Choosing the right drug candidate for binding is a meaningful process where a variety of factors come into play. Two of those factors are the specificity of binding and strength of binding. Some targets require a much higher binding affinity than others. Some require only a moderate affinity. The same can be said of specificity, where some targets may need a higher specificity, while another may work just fine with a more uninhibited binder. In any case, knowing the therapeutic window during which a specific therapy can be administered safely and effectively, and the characterization of the target is similarly well-known, increases the ease of screening for drug candidates that are expected to be efficacious. Alternatively, when the conditions are reversed and the therapeutic window is unknown or unclear, and the target is similarly characterized to a lesser extent, it becomes necessary to screen a much wider range of binders, perhaps even binders with lesser strength or even lesser specificity to find something that will work effectively.
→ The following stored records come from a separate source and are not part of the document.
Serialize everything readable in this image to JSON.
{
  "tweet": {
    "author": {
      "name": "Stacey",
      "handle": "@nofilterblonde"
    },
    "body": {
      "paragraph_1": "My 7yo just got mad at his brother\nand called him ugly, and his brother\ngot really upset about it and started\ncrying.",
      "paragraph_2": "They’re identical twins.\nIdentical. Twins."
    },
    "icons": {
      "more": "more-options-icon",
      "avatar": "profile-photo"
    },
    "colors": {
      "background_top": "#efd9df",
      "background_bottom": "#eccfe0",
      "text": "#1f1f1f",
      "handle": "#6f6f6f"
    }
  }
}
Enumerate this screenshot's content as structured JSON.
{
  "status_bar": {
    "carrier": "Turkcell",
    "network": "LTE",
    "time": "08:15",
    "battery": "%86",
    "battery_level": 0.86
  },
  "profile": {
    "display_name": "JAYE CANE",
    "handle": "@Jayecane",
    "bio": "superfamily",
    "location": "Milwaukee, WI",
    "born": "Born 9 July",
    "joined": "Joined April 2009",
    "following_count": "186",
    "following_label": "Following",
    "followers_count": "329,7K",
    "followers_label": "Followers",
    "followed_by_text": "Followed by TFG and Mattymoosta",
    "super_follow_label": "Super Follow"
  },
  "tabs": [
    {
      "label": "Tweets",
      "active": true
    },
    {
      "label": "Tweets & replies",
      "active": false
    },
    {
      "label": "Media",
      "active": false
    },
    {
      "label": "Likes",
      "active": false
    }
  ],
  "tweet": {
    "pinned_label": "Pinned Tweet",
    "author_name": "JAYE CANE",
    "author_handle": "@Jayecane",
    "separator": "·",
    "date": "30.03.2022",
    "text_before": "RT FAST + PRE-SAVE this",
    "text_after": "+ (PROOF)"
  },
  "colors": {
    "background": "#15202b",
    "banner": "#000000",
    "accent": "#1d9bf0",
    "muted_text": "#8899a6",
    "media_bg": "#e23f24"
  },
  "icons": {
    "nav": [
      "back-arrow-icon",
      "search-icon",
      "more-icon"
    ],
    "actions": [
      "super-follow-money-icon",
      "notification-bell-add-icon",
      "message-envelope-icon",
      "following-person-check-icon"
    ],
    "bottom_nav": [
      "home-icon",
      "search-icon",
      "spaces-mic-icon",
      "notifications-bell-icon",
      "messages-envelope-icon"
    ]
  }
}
Another thing to consider is the atomic structure of biomolecules. It is well known that amino acids are considered the building blocks of life. An essential function of amino acids is assembling proteins, which operate nearly every function inside a cell. They can do this via data stored in genes. Recently, researchers discovered that a human receptor protein can detect and identify specific individual amino acids exactly as bacteria do. Essentially, what they discovered was a universal sensor exhibited by various receptors that find and identify specific amino acids through intermolecular interaction within two specific groups of atoms that are universally shared throughout all amino acids. This breakthrough discovery could lead to improvements in drugs created from specific amino acids like GABA.
There are a number of types of equipment with technologies that further our understanding about binders:
Dianthus produces valuable and quality data, has the ability to detect accurate binders via high sensitivity, and furthermore requires less assay development in order to provide quantitative results from real-life samples. Dianthus uses two methods to measure molecular interactions: TRIC and Spectral Shift. As a screening platform, Dianthus is both microfluidics-free and plate-based. With Dianthus, you do not have to worry about aggregation due to high concentrations like you would with isothermal calorimetry. If aggregation does occur at low concentrations, Dianthus is still able to differentiate between binding and aggregation so that molecular behavior can be observed. Measurements are recorded in solution and are also mass-independent, making Dianthus a particularly effective instrument for your more challenging screening projects.
Monolith is another platform that eases the volume requirements of isothermal calorimetry (ITC), leaving more samples available for additional experiments. Monolith also measures Kds varying from pM to mM. By being able to look at both weak and strong molecular interactions, it can meet the demand for many different projects.
Whichever technology is used, the importance of choosing the right candidate cannot be stressed enough. Drug efficacy can suffer if the right candidate is not chosen and choosing the right candidate can be life-changing.